As you may have guessed if you've . . . well read most anything I've written or published in the last few years . . . is that I'm big on how people's hobbies can lead to and enhance careers. I'm always exploring the power of hobbies and how we can leverage them as part of the big picture of our life – and our careers.
Usually I focus on things like skills or networking, or occasionally the psychology of things like confidence-building. But there's something I've noticed recently as I've talked to fans and profans, as I've explored people using their hobbies in their careers.
Our hobbies teach us about repercussions and connections, of cause and effect.
Think about a child playing with blocks or toys, molding clay, or just messing around with a box. They're learning about how things go together, why things happen, and how they can make things work. In many cases they at least learn about gravity and how one small toy is very painful for a parent to step on.
I wonder how much of my sense of how-things-work was due to Legos.
Then think of the hobbies of our later years, of role-playing games and 'zines, of sports teams and school plays, of cosplay and crafting.

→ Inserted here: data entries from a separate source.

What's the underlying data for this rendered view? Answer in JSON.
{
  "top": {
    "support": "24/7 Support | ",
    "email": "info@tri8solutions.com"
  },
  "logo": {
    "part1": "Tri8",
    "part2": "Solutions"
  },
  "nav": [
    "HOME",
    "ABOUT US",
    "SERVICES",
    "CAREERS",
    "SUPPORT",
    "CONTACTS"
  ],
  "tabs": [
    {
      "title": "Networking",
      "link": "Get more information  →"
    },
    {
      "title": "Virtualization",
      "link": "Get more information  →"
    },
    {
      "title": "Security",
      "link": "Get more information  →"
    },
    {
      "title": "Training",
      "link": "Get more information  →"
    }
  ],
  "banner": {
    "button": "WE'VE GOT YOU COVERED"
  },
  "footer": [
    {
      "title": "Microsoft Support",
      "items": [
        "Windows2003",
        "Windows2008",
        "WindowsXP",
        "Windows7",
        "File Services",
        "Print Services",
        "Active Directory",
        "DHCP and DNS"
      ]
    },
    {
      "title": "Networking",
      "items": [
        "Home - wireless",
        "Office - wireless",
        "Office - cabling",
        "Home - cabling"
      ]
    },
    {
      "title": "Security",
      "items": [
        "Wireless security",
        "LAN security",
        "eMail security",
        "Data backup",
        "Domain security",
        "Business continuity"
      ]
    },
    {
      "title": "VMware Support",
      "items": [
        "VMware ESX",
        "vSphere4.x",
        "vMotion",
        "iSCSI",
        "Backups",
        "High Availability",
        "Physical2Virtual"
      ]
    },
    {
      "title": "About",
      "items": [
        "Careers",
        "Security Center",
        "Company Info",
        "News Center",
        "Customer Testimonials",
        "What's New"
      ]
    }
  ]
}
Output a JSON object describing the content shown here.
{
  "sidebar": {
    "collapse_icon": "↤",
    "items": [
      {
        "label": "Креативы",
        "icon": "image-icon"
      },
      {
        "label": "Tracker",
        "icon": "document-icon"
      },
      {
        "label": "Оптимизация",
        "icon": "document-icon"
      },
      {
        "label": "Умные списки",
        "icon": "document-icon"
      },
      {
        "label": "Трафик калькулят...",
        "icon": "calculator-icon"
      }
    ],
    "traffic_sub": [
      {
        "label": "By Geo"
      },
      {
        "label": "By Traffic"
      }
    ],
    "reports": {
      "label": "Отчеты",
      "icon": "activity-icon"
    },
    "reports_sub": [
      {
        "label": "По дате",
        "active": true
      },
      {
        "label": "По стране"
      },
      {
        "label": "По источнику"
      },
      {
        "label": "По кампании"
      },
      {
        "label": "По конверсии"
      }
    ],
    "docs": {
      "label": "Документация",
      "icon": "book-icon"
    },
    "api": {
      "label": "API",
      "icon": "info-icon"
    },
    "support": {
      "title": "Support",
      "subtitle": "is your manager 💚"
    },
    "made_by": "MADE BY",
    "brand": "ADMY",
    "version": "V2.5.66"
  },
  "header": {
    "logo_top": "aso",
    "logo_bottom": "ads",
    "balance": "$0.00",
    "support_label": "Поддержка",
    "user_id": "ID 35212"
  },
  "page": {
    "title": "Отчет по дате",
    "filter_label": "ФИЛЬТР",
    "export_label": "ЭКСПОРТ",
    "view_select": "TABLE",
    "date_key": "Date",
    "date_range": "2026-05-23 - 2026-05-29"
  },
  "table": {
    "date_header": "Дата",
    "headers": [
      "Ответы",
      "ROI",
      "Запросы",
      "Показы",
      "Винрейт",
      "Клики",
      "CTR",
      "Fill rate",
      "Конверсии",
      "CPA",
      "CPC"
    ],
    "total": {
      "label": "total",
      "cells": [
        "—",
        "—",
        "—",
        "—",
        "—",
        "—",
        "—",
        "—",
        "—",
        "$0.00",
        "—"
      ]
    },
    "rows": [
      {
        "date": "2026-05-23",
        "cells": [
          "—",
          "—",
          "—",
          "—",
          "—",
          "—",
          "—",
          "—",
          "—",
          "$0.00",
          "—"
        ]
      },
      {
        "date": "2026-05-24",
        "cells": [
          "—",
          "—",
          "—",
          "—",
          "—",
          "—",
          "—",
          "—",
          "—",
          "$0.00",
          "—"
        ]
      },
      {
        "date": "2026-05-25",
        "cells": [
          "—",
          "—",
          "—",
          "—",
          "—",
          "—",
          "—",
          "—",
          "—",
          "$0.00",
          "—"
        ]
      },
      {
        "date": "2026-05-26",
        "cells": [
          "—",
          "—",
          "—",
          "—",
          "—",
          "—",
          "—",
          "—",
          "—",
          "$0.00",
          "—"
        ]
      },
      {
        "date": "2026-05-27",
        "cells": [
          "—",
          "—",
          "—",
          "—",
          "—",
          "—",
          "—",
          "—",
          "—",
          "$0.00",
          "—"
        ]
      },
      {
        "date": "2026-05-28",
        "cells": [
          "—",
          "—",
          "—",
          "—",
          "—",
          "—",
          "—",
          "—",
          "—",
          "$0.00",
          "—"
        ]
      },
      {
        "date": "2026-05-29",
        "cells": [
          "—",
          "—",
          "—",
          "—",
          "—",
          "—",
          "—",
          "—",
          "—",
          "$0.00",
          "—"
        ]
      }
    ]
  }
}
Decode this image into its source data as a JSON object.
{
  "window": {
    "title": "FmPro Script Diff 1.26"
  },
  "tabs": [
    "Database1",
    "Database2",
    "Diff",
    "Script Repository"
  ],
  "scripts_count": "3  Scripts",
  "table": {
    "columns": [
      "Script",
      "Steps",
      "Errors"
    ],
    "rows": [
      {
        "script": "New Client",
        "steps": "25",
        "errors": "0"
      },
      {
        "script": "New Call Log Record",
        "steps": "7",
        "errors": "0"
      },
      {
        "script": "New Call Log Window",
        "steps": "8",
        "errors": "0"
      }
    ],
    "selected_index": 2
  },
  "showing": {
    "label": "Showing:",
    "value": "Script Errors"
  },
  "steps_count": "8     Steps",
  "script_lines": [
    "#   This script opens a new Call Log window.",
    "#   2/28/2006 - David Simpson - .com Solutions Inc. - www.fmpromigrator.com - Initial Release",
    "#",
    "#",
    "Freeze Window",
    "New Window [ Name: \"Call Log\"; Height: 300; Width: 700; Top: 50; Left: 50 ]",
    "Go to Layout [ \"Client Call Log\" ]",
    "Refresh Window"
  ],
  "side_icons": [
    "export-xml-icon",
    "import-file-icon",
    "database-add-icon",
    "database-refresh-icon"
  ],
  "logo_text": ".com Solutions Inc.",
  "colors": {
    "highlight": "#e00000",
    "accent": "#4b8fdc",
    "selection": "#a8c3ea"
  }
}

We're working, making, shaping, meeting.
We learn how to manage a group – and how it goes wrong. We learn just how hard it is to get certain types of cloth – and why we need them. Think about the failures we had and what they taught us, and how we brought things together to succeed.
I learned long-term planning from my fandom activity.
Our hobbies teach us how things WORK. Our hobbies teach us how things get DONE. Our hobbies remind us of cause and effect (which people forget a lot). They give us failures and successes. They give us a sense of how things come together.
That is incredibly valuable. Our hobbies really are friendly ways to get a very good sense of the big picture.
Kind of amazing if you think about it.
So think about it.